## [BRIEF]
A bare count is the expected answer, namely the number of lines in the records that have the word "Known".

## [PROVIDED ENTRIES]
⟨
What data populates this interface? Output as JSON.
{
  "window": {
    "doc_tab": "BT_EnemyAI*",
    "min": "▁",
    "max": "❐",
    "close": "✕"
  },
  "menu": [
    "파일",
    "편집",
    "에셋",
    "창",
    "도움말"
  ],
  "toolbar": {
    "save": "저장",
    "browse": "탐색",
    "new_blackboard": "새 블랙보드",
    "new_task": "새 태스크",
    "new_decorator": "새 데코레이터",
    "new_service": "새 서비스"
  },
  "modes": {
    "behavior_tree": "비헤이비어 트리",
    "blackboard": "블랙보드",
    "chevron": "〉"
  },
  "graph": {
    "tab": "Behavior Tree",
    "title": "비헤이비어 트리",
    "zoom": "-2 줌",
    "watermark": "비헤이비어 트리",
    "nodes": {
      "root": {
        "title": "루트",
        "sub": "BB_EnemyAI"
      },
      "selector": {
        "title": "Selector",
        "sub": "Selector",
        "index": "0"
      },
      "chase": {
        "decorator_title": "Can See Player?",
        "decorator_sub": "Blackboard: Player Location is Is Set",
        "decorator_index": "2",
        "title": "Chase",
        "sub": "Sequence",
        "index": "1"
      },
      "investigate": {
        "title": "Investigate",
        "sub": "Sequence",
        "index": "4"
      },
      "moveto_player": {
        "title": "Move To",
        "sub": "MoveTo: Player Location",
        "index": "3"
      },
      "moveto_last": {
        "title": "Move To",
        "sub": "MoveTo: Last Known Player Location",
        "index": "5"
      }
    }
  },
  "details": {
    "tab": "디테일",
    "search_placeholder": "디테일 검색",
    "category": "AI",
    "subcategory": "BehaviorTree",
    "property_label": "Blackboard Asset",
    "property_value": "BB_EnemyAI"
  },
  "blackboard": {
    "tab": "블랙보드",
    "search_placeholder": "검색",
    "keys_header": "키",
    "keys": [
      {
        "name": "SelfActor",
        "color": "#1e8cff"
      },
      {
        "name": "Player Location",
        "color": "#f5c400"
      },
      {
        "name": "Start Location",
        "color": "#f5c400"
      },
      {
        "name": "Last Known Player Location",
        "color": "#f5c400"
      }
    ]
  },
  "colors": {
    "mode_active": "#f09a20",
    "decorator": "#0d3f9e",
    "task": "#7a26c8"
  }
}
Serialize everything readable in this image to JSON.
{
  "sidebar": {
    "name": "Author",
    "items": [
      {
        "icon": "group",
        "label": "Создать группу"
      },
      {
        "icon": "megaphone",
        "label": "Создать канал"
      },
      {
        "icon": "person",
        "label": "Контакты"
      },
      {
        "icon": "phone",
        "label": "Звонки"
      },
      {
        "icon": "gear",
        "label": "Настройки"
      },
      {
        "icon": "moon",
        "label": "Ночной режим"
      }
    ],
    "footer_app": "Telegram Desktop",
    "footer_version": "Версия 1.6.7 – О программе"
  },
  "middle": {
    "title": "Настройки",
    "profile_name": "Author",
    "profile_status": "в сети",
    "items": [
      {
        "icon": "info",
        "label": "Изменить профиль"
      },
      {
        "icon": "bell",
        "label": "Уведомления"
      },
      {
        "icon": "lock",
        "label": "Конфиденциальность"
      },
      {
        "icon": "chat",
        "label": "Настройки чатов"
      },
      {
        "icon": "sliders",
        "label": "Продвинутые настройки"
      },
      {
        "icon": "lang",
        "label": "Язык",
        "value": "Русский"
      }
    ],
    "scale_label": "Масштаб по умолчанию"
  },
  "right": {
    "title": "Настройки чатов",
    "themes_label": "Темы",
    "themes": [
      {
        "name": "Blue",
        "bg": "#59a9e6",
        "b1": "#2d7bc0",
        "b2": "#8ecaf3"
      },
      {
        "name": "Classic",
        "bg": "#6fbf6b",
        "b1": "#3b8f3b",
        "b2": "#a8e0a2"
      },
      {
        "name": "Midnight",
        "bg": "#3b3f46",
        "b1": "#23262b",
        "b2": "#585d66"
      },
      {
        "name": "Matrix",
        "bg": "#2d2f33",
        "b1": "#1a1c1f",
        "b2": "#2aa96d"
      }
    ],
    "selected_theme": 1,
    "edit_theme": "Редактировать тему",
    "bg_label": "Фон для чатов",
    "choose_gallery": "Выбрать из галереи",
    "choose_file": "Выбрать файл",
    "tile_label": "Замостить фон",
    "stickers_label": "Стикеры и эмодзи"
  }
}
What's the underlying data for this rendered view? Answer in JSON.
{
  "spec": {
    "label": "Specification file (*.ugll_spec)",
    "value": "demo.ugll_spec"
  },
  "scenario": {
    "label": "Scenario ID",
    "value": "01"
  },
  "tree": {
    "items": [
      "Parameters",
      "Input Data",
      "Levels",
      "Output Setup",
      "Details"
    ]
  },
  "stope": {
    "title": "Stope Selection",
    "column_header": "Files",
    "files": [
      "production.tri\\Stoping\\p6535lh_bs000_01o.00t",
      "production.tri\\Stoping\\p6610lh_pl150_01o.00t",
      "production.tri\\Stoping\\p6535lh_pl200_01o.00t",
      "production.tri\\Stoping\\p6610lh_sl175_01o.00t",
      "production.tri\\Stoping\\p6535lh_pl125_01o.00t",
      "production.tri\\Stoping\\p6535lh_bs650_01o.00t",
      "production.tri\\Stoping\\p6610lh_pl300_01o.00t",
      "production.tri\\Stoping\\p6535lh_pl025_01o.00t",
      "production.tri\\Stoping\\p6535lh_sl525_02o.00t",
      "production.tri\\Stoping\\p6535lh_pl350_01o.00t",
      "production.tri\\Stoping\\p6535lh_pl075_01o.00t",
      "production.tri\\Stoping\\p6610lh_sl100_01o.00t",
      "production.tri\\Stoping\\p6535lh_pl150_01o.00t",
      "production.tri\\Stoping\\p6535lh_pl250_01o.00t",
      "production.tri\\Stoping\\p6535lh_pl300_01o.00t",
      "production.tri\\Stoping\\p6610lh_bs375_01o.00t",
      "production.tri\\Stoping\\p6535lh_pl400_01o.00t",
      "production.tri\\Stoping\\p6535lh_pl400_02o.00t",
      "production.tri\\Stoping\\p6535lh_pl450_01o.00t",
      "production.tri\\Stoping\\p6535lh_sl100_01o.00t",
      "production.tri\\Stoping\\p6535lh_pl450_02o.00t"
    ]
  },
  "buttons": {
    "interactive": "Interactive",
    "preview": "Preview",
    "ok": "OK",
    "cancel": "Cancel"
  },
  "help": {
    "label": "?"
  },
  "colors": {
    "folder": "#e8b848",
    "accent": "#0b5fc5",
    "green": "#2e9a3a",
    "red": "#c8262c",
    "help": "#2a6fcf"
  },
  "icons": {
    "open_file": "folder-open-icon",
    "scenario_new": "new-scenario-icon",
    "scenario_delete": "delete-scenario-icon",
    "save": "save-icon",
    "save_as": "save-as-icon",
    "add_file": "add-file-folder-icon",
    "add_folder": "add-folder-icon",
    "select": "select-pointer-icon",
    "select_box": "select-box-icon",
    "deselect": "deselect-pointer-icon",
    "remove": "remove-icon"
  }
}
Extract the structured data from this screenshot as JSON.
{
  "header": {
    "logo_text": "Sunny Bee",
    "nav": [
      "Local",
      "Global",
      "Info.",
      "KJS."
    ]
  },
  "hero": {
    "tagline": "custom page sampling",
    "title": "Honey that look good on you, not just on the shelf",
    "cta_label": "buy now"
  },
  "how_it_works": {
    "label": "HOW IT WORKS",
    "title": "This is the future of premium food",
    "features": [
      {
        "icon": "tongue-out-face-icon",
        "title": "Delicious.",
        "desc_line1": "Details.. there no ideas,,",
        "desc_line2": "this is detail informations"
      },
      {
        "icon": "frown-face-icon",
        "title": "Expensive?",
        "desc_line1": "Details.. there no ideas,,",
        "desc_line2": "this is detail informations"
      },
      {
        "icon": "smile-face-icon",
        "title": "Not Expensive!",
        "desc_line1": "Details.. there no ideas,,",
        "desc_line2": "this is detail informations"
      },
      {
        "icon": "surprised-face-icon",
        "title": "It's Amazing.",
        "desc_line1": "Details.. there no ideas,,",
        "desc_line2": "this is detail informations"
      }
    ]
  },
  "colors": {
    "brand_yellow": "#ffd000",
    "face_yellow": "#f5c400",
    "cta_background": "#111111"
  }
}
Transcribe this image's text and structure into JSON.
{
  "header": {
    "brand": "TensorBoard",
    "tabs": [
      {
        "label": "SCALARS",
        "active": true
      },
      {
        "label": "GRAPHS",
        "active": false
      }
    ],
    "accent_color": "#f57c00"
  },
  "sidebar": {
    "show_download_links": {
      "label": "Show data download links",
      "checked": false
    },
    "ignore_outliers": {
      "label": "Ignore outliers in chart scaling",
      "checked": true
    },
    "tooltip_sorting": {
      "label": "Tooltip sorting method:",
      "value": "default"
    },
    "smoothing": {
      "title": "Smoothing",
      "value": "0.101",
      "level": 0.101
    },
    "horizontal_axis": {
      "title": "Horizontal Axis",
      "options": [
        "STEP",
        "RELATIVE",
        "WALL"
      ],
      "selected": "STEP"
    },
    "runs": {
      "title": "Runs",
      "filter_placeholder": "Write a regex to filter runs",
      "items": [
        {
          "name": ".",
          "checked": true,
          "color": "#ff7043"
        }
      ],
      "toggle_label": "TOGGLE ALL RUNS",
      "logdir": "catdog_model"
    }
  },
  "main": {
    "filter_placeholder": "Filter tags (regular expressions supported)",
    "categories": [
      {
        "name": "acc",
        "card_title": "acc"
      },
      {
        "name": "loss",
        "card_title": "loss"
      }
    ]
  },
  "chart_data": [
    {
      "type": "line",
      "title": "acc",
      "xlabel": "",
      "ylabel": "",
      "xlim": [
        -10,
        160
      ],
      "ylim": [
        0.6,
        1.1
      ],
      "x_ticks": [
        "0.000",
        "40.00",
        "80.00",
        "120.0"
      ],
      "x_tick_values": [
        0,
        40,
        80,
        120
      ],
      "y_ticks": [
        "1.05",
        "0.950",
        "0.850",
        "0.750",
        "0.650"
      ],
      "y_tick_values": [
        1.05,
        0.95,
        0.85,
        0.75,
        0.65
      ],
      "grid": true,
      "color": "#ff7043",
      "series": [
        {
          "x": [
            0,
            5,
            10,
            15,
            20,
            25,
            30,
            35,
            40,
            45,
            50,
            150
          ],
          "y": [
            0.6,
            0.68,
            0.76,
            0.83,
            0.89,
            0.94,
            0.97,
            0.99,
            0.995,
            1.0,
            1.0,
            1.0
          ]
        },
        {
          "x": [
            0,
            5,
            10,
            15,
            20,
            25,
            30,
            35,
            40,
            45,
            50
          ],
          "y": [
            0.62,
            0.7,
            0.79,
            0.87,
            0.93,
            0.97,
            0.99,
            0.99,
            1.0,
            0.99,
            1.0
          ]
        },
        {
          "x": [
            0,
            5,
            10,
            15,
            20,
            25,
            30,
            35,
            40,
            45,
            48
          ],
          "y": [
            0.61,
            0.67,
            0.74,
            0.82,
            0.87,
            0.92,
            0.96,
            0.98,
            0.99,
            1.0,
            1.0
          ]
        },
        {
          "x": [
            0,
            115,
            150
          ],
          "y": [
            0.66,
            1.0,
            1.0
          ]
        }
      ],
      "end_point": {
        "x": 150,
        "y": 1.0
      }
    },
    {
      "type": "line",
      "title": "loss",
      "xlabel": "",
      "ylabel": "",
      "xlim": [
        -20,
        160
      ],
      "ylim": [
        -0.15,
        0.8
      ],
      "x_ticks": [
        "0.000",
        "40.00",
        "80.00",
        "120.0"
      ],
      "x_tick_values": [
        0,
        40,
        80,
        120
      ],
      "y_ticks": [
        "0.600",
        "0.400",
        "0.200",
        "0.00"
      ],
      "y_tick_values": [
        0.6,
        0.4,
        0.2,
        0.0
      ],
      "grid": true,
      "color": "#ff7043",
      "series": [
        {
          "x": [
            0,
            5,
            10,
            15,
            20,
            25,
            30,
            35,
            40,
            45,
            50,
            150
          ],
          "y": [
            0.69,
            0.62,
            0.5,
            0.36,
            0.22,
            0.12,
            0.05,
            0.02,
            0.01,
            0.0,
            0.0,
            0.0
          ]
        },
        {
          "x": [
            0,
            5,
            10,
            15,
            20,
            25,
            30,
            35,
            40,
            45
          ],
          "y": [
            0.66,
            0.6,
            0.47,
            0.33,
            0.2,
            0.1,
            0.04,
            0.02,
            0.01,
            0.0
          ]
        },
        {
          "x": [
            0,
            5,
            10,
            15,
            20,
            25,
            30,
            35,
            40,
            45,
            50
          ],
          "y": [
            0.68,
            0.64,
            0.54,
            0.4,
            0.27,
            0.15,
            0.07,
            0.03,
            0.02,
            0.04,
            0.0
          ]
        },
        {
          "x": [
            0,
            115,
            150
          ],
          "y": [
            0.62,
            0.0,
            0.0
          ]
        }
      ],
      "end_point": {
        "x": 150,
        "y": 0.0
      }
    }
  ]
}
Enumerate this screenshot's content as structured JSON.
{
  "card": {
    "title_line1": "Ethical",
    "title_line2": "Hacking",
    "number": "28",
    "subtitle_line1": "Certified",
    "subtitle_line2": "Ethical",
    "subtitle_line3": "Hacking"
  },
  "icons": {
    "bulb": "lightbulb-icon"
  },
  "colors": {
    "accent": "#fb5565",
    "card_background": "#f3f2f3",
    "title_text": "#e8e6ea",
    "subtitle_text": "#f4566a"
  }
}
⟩
## [ANSWER FOR THE TASK]
2